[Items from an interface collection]
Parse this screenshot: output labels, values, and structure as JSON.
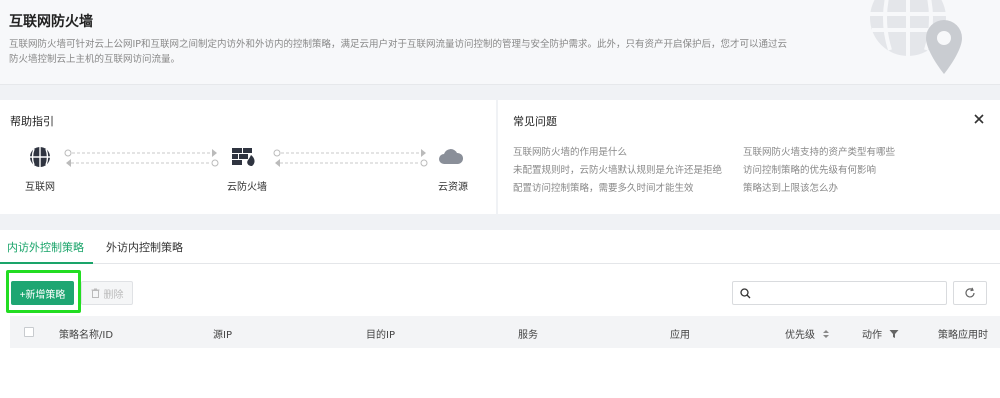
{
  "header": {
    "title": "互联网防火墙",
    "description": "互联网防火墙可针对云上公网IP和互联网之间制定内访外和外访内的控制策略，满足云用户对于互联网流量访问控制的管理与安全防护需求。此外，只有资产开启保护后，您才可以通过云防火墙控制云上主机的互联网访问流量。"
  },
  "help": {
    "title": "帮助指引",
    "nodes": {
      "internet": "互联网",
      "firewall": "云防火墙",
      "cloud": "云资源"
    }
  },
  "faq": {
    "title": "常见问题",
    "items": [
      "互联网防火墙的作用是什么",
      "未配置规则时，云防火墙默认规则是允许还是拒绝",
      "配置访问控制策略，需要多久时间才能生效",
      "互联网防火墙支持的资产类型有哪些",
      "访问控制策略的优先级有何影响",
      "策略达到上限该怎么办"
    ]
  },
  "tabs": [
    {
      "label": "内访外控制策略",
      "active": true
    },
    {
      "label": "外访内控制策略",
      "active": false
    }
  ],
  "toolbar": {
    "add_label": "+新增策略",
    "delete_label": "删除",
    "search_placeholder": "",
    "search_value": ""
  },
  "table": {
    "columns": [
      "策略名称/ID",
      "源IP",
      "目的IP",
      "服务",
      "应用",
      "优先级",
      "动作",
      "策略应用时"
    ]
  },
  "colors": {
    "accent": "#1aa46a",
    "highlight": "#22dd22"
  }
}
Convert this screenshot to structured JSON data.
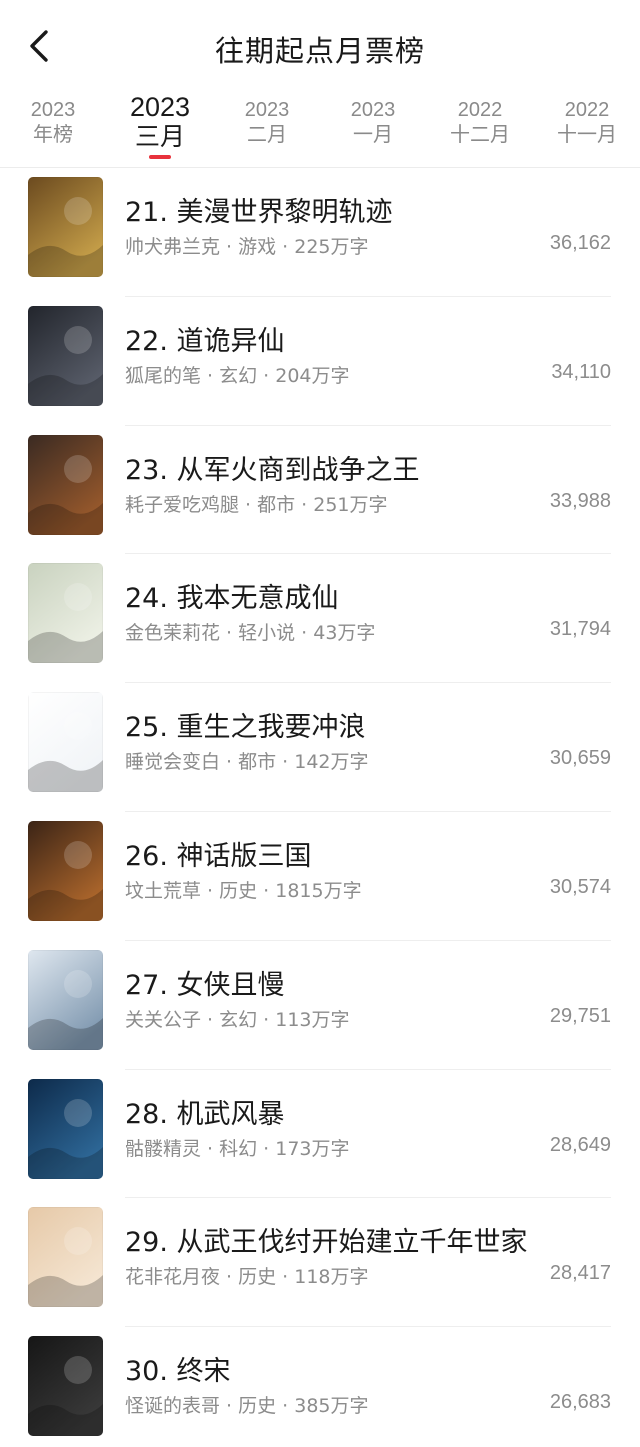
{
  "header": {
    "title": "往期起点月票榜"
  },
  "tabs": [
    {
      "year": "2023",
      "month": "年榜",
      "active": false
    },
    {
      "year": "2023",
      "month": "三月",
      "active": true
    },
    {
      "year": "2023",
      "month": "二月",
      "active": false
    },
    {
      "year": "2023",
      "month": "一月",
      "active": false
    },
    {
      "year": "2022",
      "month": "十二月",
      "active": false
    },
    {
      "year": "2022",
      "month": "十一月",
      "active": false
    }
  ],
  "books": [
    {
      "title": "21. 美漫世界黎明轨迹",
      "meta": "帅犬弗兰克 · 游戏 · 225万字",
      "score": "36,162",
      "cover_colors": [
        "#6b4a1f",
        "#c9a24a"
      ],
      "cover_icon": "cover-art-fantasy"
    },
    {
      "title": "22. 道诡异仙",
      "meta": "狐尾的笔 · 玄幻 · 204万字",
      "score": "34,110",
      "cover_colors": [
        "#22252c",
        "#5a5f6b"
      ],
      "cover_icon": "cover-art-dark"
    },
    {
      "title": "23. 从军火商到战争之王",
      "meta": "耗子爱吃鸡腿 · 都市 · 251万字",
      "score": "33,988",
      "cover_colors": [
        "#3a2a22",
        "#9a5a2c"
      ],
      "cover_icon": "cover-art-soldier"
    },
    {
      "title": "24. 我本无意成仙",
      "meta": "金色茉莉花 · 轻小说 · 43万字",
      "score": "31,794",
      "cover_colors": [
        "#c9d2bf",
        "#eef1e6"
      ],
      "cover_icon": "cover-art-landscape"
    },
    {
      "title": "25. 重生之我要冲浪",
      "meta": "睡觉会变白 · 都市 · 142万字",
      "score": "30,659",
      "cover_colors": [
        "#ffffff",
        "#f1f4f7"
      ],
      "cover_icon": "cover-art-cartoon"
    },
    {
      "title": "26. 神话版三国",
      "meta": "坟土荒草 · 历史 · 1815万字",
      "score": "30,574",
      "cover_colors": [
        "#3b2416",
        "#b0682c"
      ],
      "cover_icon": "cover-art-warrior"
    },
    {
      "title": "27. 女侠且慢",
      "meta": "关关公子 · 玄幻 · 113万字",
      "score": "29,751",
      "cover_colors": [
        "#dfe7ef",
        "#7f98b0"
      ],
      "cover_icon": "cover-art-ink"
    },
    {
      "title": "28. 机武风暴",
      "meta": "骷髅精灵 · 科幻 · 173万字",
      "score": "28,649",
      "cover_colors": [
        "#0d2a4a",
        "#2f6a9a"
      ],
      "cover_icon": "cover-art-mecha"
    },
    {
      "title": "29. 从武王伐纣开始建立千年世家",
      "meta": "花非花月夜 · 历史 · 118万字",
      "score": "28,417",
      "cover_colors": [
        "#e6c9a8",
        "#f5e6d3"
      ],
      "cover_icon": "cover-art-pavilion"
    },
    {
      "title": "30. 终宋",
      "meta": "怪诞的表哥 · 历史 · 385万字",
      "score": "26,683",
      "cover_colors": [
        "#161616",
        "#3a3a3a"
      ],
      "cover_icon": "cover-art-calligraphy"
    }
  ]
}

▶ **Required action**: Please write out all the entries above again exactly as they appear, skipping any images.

▶ **Solution**:
Parse this screenshot: output labels, values, and structure as JSON.
{
  "header": {
    "title": "互联网防火墙",
    "description": "互联网防火墙可针对云上公网IP和互联网之间制定内访外和外访内的控制策略，满足云用户对于互联网流量访问控制的管理与安全防护需求。此外，只有资产开启保护后，您才可以通过云防火墙控制云上主机的互联网访问流量。"
  },
  "help": {
    "title": "帮助指引",
    "nodes": {
      "internet": "互联网",
      "firewall": "云防火墙",
      "cloud": "云资源"
    }
  },
  "faq": {
    "title": "常见问题",
    "items": [
      "互联网防火墙的作用是什么",
      "未配置规则时，云防火墙默认规则是允许还是拒绝",
      "配置访问控制策略，需要多久时间才能生效",
      "互联网防火墙支持的资产类型有哪些",
      "访问控制策略的优先级有何影响",
      "策略达到上限该怎么办"
    ]
  },
  "tabs": [
    {
      "label": "内访外控制策略",
      "active": true
    },
    {
      "label": "外访内控制策略",
      "active": false
    }
  ],
  "toolbar": {
    "add_label": "+新增策略",
    "delete_label": "删除",
    "search_placeholder": "",
    "search_value": ""
  },
  "table": {
    "columns": [
      "策略名称/ID",
      "源IP",
      "目的IP",
      "服务",
      "应用",
      "优先级",
      "动作",
      "策略应用时"
    ]
  },
  "colors": {
    "accent": "#1aa46a",
    "highlight": "#22dd22"
  }
}
Convert this screenshot to structured JSON data.
{
  "header": {
    "title": "往期起点月票榜"
  },
  "tabs": [
    {
      "year": "2023",
      "month": "年榜",
      "active": false
    },
    {
      "year": "2023",
      "month": "三月",
      "active": true
    },
    {
      "year": "2023",
      "month": "二月",
      "active": false
    },
    {
      "year": "2023",
      "month": "一月",
      "active": false
    },
    {
      "year": "2022",
      "month": "十二月",
      "active": false
    },
    {
      "year": "2022",
      "month": "十一月",
      "active": false
    }
  ],
  "books": [
    {
      "title": "21. 美漫世界黎明轨迹",
      "meta": "帅犬弗兰克 · 游戏 · 225万字",
      "score": "36,162",
      "cover_colors": [
        "#6b4a1f",
        "#c9a24a"
      ],
      "cover_icon": "cover-art-fantasy"
    },
    {
      "title": "22. 道诡异仙",
      "meta": "狐尾的笔 · 玄幻 · 204万字",
      "score": "34,110",
      "cover_colors": [
        "#22252c",
        "#5a5f6b"
      ],
      "cover_icon": "cover-art-dark"
    },
    {
      "title": "23. 从军火商到战争之王",
      "meta": "耗子爱吃鸡腿 · 都市 · 251万字",
      "score": "33,988",
      "cover_colors": [
        "#3a2a22",
        "#9a5a2c"
      ],
      "cover_icon": "cover-art-soldier"
    },
    {
      "title": "24. 我本无意成仙",
      "meta": "金色茉莉花 · 轻小说 · 43万字",
      "score": "31,794",
      "cover_colors": [
        "#c9d2bf",
        "#eef1e6"
      ],
      "cover_icon": "cover-art-landscape"
    },
    {
      "title": "25. 重生之我要冲浪",
      "meta": "睡觉会变白 · 都市 · 142万字",
      "score": "30,659",
      "cover_colors": [
        "#ffffff",
        "#f1f4f7"
      ],
      "cover_icon": "cover-art-cartoon"
    },
    {
      "title": "26. 神话版三国",
      "meta": "坟土荒草 · 历史 · 1815万字",
      "score": "30,574",
      "cover_colors": [
        "#3b2416",
        "#b0682c"
      ],
      "cover_icon": "cover-art-warrior"
    },
    {
      "title": "27. 女侠且慢",
      "meta": "关关公子 · 玄幻 · 113万字",
      "score": "29,751",
      "cover_colors": [
        "#dfe7ef",
        "#7f98b0"
      ],
      "cover_icon": "cover-art-ink"
    },
    {
      "title": "28. 机武风暴",
      "meta": "骷髅精灵 · 科幻 · 173万字",
      "score": "28,649",
      "cover_colors": [
        "#0d2a4a",
        "#2f6a9a"
      ],
      "cover_icon": "cover-art-mecha"
    },
    {
      "title": "29. 从武王伐纣开始建立千年世家",
      "meta": "花非花月夜 · 历史 · 118万字",
      "score": "28,417",
      "cover_colors": [
        "#e6c9a8",
        "#f5e6d3"
      ],
      "cover_icon": "cover-art-pavilion"
    },
    {
      "title": "30. 终宋",
      "meta": "怪诞的表哥 · 历史 · 385万字",
      "score": "26,683",
      "cover_colors": [
        "#161616",
        "#3a3a3a"
      ],
      "cover_icon": "cover-art-calligraphy"
    }
  ]
}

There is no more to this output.